[Opening RAW DATA section]

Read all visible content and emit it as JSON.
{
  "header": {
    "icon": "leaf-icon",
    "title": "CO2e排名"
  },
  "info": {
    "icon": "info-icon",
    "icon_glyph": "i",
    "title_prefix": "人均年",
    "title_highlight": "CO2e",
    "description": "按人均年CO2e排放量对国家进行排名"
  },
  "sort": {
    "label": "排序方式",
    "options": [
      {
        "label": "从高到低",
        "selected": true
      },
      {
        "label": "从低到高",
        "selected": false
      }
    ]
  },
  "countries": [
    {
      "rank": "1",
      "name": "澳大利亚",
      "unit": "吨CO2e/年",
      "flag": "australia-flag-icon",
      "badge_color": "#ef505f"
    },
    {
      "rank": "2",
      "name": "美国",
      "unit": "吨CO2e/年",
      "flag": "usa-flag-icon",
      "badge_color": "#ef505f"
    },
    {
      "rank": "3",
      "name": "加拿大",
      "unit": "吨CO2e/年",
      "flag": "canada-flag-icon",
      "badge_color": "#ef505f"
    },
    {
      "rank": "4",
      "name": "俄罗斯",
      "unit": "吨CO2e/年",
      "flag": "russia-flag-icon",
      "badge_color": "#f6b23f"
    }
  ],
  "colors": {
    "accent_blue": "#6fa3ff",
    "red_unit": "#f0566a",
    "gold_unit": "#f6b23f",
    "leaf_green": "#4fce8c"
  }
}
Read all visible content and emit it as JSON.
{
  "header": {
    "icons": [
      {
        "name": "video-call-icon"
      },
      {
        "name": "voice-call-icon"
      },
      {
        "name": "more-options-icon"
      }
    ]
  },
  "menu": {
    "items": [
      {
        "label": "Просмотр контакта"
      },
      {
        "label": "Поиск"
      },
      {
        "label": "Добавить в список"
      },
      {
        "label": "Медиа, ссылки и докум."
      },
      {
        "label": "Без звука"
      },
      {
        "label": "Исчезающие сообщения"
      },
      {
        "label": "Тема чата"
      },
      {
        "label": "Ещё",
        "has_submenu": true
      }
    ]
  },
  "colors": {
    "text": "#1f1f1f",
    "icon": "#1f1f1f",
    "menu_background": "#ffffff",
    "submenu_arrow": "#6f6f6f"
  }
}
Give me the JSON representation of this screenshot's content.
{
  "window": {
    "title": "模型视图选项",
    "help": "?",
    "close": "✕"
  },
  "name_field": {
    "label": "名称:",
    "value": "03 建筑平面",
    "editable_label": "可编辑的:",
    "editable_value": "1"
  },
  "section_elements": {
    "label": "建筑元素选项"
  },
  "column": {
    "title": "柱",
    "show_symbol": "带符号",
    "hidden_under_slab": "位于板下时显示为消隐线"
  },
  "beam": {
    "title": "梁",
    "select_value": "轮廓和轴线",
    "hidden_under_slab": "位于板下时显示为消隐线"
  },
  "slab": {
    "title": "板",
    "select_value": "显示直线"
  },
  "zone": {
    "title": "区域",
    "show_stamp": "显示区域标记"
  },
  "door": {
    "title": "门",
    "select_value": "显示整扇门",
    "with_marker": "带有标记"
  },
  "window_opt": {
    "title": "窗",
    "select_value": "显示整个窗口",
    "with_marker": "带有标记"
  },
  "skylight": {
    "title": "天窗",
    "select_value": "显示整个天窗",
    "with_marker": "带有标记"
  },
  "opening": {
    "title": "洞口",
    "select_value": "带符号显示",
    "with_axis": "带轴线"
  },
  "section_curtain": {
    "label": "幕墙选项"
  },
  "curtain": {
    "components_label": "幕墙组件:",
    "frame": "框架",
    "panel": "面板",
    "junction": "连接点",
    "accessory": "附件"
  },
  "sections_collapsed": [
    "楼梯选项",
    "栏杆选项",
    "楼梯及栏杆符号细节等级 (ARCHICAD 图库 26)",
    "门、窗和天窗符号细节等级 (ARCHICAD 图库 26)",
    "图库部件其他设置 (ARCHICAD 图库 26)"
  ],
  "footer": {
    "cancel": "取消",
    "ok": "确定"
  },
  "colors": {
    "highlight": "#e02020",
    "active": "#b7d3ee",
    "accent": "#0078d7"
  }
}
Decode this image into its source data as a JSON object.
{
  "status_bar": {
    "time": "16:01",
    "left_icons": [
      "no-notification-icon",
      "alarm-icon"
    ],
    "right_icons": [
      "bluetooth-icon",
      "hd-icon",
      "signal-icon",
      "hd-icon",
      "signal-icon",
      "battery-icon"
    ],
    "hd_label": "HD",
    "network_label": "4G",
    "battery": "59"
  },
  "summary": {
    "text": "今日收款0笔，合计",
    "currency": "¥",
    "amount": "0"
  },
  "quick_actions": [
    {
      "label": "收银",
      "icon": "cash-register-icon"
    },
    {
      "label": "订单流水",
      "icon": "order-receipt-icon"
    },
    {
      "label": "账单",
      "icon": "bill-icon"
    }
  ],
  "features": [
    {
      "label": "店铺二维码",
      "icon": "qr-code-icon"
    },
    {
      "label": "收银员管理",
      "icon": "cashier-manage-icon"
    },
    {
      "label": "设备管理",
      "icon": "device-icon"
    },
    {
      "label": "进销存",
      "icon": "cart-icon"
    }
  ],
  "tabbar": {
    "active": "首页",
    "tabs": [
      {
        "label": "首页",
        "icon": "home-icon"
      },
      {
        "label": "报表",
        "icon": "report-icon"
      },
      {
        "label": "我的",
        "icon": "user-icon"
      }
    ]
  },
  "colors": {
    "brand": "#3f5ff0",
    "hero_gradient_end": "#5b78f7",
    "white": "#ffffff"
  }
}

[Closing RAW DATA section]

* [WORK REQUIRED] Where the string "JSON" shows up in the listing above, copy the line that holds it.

* [RESULT]
Read all visible content and emit it as JSON.
Read all visible content and emit it as JSON.
Give me the JSON representation of this screenshot's content.
Decode this image into its source data as a JSON object.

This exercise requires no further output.